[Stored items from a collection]
= Beginning of Section =

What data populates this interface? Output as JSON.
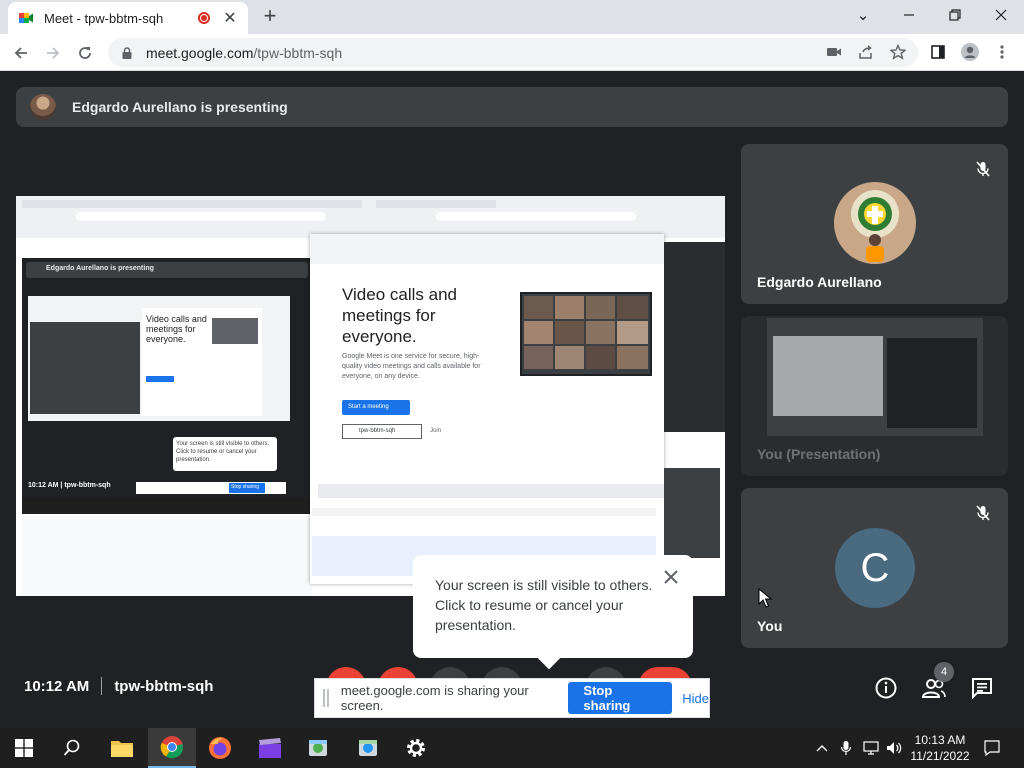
{
  "browser": {
    "tab_title": "Meet - tpw-bbtm-sqh",
    "url_host": "meet.google.com",
    "url_path": "/tpw-bbtm-sqh"
  },
  "meet": {
    "presenting_text": "Edgardo Aurellano is presenting",
    "time": "10:12 AM",
    "meeting_code": "tpw-bbtm-sqh",
    "participants_count": "4",
    "popup_text": "Your screen is still visible to others. Click to resume or cancel your presentation.",
    "share_text": "meet.google.com is sharing your screen.",
    "stop_sharing": "Stop sharing",
    "hide": "Hide",
    "tiles": [
      {
        "name": "Edgardo Aurellano"
      },
      {
        "name": "You (Presentation)"
      },
      {
        "name": "You",
        "initial": "C"
      }
    ],
    "shared_screen": {
      "hero": "Video calls and meetings for everyone.",
      "body": "Google Meet is one service for secure, high-quality video meetings and calls available for everyone, on any device.",
      "start_meeting": "Start a meeting",
      "code": "tpw-bbtm-sqh",
      "join": "Join",
      "inner_presenting": "Edgardo Aurellano is presenting",
      "inner_time": "10:12 AM",
      "inner_code": "tpw-bbtm-sqh",
      "inner_popup": "Your screen is still visible to others. Click to resume or cancel your presentation.",
      "inner_stop": "Stop sharing"
    }
  },
  "taskbar": {
    "time": "10:13 AM",
    "date": "11/21/2022"
  },
  "colors": {
    "meet_bg": "#202124",
    "tile_bg": "#3c4043",
    "accent": "#1a73e8"
  }
}
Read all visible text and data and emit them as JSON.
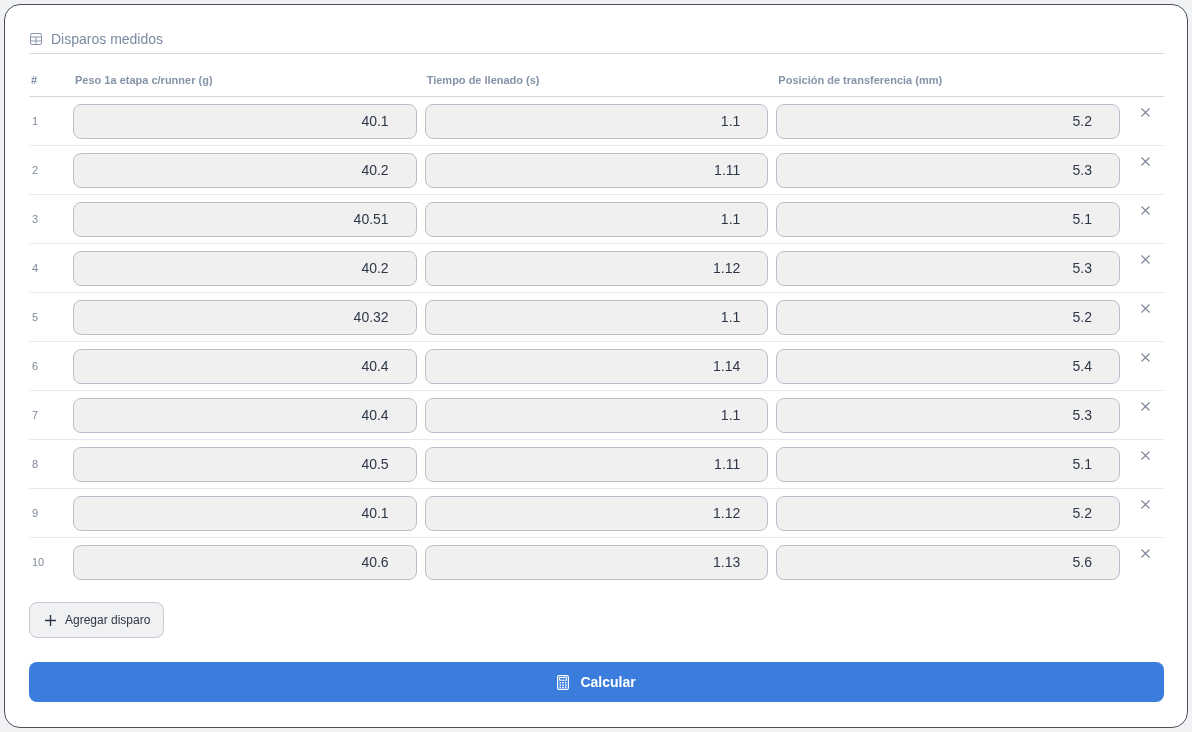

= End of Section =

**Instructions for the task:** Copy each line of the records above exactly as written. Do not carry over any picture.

**Response area:**
What data populates this interface? Output as JSON.
{
  "browser": {
    "tab_title": "Meet - tpw-bbtm-sqh",
    "url_host": "meet.google.com",
    "url_path": "/tpw-bbtm-sqh"
  },
  "meet": {
    "presenting_text": "Edgardo Aurellano is presenting",
    "time": "10:12 AM",
    "meeting_code": "tpw-bbtm-sqh",
    "participants_count": "4",
    "popup_text": "Your screen is still visible to others. Click to resume or cancel your presentation.",
    "share_text": "meet.google.com is sharing your screen.",
    "stop_sharing": "Stop sharing",
    "hide": "Hide",
    "tiles": [
      {
        "name": "Edgardo Aurellano"
      },
      {
        "name": "You (Presentation)"
      },
      {
        "name": "You",
        "initial": "C"
      }
    ],
    "shared_screen": {
      "hero": "Video calls and meetings for everyone.",
      "body": "Google Meet is one service for secure, high-quality video meetings and calls available for everyone, on any device.",
      "start_meeting": "Start a meeting",
      "code": "tpw-bbtm-sqh",
      "join": "Join",
      "inner_presenting": "Edgardo Aurellano is presenting",
      "inner_time": "10:12 AM",
      "inner_code": "tpw-bbtm-sqh",
      "inner_popup": "Your screen is still visible to others. Click to resume or cancel your presentation.",
      "inner_stop": "Stop sharing"
    }
  },
  "taskbar": {
    "time": "10:13 AM",
    "date": "11/21/2022"
  },
  "colors": {
    "meet_bg": "#202124",
    "tile_bg": "#3c4043",
    "accent": "#1a73e8"
  }
}
Read all visible text and data and emit them as JSON.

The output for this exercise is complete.